Thomas Huber Recent Paintings and Drawings
Press Release



In my paintings I merge various unrelated media into a unified picture - a free flowing record of open creative process over time. The imagery alludes to natural processes of regeneration such as germination and mitosis or on the super macro scale, the bubbling emergence of new universes.

I start by creating a thickly sculpted gesso ground that I gouge into and upon which I build a collage of found lists, doodles, diagrams and other personal notations mostly made by others. The notes are from the past but are often plans, diagrams or reminders of something to be done in the future. I then use various media including photo transfers, acrylics, venetian plaster, wax and varnish to create layers of organic and architectural forms that flow in and out of each other revealing recognizable and semirecognizable images and words. The resulting layered web evokes potential energy inviting one to make synaptic connections in a journey through space and time.
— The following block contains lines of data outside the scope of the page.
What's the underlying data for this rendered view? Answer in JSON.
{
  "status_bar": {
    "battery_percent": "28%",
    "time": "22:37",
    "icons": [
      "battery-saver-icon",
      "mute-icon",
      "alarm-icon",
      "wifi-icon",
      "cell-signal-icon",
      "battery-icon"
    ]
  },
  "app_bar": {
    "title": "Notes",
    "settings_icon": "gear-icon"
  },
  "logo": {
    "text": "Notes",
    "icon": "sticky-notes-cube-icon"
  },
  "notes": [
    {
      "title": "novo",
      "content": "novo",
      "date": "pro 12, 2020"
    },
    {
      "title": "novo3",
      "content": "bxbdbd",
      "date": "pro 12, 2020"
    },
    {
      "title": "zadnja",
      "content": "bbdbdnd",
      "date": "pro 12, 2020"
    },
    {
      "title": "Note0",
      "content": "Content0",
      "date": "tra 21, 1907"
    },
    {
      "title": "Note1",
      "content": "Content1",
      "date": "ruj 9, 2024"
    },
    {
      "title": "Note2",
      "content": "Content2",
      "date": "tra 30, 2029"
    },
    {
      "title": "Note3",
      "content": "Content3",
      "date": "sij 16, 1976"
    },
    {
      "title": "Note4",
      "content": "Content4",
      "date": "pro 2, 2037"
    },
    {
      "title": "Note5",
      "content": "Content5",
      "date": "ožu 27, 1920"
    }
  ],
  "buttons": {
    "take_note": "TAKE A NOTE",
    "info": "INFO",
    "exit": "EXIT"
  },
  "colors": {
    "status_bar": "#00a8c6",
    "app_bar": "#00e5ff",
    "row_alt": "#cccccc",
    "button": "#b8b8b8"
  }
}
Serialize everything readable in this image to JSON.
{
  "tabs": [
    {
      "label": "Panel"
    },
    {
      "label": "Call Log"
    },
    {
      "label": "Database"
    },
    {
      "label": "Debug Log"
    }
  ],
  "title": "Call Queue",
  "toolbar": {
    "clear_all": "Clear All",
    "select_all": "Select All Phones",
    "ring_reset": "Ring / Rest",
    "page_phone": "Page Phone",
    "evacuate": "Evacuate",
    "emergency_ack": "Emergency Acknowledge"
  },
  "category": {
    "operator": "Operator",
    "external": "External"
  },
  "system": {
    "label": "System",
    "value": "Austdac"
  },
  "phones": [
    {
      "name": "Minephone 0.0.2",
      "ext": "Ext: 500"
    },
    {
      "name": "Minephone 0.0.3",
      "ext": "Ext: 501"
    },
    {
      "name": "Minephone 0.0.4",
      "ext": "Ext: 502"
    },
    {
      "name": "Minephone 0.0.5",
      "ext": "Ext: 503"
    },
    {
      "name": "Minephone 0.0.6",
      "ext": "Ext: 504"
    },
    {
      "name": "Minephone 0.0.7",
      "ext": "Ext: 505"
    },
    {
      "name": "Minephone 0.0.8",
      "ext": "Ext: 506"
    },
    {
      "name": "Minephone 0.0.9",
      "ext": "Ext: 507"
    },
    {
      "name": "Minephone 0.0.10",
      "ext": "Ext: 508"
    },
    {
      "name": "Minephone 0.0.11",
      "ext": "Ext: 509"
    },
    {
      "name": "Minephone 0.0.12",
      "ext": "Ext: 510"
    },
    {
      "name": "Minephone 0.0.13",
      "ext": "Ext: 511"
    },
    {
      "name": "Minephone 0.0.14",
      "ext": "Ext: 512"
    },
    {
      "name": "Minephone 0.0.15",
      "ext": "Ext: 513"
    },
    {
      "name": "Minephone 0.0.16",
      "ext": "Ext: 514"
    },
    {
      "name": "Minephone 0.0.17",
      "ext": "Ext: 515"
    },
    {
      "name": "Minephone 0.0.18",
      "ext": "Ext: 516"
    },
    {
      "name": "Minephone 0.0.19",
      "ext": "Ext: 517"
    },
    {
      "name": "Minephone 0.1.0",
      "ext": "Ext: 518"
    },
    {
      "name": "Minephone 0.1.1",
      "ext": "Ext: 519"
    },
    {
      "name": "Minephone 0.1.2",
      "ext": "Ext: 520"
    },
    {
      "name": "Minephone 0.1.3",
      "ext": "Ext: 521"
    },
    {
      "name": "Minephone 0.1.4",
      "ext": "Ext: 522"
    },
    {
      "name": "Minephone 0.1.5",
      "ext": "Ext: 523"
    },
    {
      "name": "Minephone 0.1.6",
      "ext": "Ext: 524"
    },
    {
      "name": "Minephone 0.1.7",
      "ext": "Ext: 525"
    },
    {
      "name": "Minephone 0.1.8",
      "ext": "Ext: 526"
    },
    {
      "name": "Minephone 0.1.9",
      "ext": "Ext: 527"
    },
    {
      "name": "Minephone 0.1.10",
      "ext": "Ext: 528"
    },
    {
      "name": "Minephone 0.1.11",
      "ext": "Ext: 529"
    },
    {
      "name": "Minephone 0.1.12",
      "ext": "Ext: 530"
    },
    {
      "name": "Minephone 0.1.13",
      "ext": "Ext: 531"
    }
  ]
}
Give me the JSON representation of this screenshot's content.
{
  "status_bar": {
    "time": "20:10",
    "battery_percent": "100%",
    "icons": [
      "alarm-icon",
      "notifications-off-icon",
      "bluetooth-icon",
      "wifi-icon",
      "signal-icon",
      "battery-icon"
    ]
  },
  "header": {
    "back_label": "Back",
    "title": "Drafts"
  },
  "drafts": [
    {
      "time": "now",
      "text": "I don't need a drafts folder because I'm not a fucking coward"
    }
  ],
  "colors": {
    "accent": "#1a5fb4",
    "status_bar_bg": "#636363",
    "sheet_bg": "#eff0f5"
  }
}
Thomas Huber grew up in Buffalo. He moved to New York City to attend The School of Visual Arts and graduated in 1986 with a BFA with Honors. He remained in New York City and began working with performance artist Yoshiko Chuma in her piece “The Housing project”. This led to several music projects where Huber played guitar and bass, most notably the infamous “House-O-Pork” who performed throughout the nineties at such various venues as PS 122, La Mama, Hallwalls, Jacob’s Pillow and King Tut’s Wah Wah Hut.

Throughout this period Huber continued to make paintings which increasingly became his focus. After moving to Cold Spring in 2000, he began showing his art work in Beacon, the Hudson Valley and throughout the US and beyond.

Huber recently began collaborating with Matt Frieburghaus and Laura Kaufman in a performance group called decomposer. Decomposer explores the interaction of sight and sound in space. It involves others who are given a set of rules to solve a problem in their own way within the group. Decomposers first performance, Many Centers One Song, involved 34 players who, following a set of rules, improvised with various instruments in a cow pasture. Players had to listen to others, play along and watch where they stepped.